The feeling I got when I finally saw the head out was nothing short of victorious! Another contraction, and the shoulders were out as well. When Heidi put my baby boy on my chest, I practically melted into tears. I had never worked so hard for something in my entire life, and the reward was beyond anything I could have imagined. Luka weighed in at an impressive 8 lbs 15 oz, with a surprisingly round head for having spent so long in my birth canal!

After the birth, Heidi explained that Luka's head was coming down tilted sideways and took a long time to rotate into the proper position, which is why progress was slow. As to my contractions fading away, we theorized that my body hadn't been prepared for such a long labour. I think that I wasted a lot of energy pushing using only my own strength, rather than waiting for the urge to push and letting strong contractions move baby down.
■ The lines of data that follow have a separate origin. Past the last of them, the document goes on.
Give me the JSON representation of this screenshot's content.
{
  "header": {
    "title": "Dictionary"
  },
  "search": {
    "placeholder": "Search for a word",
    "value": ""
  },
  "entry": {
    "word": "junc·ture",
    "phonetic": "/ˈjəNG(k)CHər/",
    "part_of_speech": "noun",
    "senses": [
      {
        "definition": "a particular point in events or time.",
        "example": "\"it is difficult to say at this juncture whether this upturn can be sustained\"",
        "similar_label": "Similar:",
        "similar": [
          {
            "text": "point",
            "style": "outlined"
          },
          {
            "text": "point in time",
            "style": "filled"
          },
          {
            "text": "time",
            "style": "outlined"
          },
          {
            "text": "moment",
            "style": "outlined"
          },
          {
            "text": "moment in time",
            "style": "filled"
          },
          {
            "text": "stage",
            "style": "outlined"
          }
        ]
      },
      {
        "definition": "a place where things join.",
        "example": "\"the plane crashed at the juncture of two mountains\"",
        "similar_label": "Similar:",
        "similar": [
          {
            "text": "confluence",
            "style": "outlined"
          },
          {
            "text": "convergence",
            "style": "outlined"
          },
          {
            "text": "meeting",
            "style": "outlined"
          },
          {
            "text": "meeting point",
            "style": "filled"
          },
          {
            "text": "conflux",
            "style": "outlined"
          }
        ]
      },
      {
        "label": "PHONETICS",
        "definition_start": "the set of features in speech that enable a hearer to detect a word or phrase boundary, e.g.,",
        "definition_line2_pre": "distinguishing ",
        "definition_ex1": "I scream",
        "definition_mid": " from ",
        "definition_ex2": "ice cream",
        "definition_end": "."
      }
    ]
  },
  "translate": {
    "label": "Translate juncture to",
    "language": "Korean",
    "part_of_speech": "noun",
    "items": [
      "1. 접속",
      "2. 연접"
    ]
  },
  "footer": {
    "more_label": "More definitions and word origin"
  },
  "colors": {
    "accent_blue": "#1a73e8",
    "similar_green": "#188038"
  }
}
Still, I am proud of my persistence and awed at my body's ability to give birth (almost) naturally after over 7 hours of pushing. It is without a doubt the most empowering thing I have ever done, and also the most humbling. I am certain that I would not have been able to continue without Pam, Heidi, and my husband's constant support and encouragement. I never felt as though they doubted my ability to give birth, and their belief in me was an invaluable source of strength.  And though Luka's birth was not at all like I imagined it would be, I wouldn't change a thing.